Organisers certainly should have procedures to deal with poor behaviour by attendees, or with situations where one attendee is upsetting another somehow.
It would be wise to put these procedures in the Terms and Conditions.
It would be wise to train conference staff to follow these procedures (e.g. insisting that they report complaints up the chain to organisers until they reach someone you trust to deal with them sensibly).
Trying to codify what constitutes good or bad behaviour creates problems, and it’s probably better to use very general language in your Ts & Cs, instead of trying to write an explicit Code of Conduct.
If someone breaks the law, or is alleged to have done so, you really should consider letting the police deal with it, whatever your opinion of their effectiveness might be.
Attendees outside of your venue will be exposed to people who are not at your conference and are not subject to your Code of Conduct at all anyway (this potentially includes anyone you kick out for violating your Code of Conduct). As such, Codes of Conduct do not “protect” attendees.
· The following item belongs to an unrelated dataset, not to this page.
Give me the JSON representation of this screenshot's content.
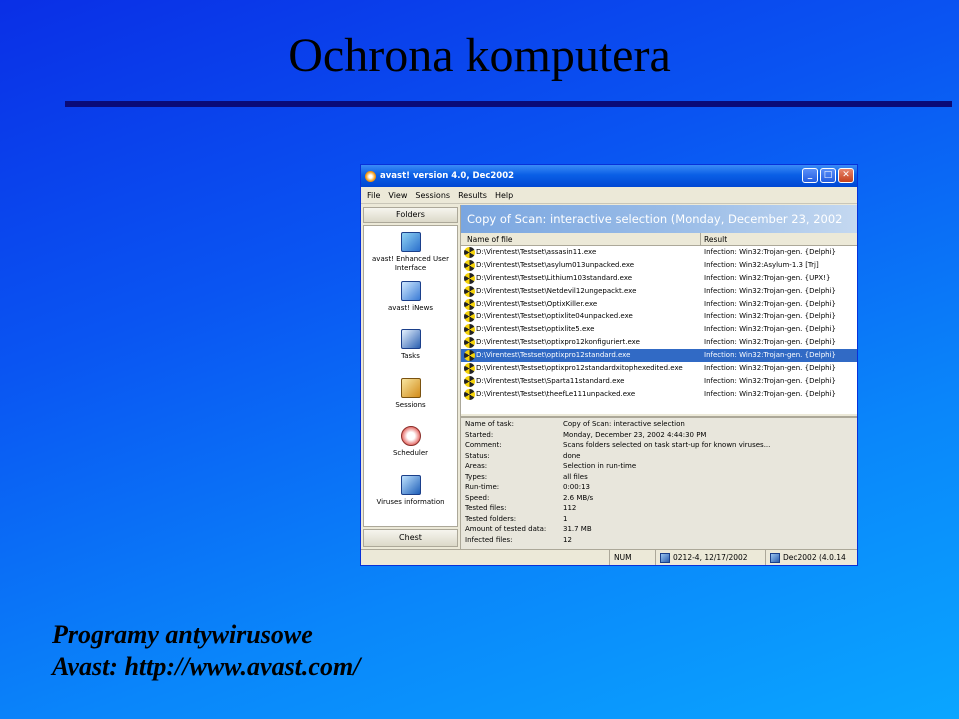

At best, if carefully drafted, they may protect conference organisers from future lawsuits.
Whether you have a Code of Conduct or not, you should consult a lawyer to avoid creating problems for yourself down the road.
There is nothing wrong with telling your attendees you expect them to behave themselves, drawing to their attention the fact that there are children present, telling them that you expect them not to stream pornography over the conference WiFi and so on. This is not the same as having a formal Code of Conduct.
Codes of Conduct mainly protect the conference organiser (and only if they are carefully worded); they don’t protect attendees. Defining what is and is not acceptable is hard, and boils down to subjective judgement anyway. Better to put procedures in place, stick them in your Ts & Cs, and train conference staff appropriately.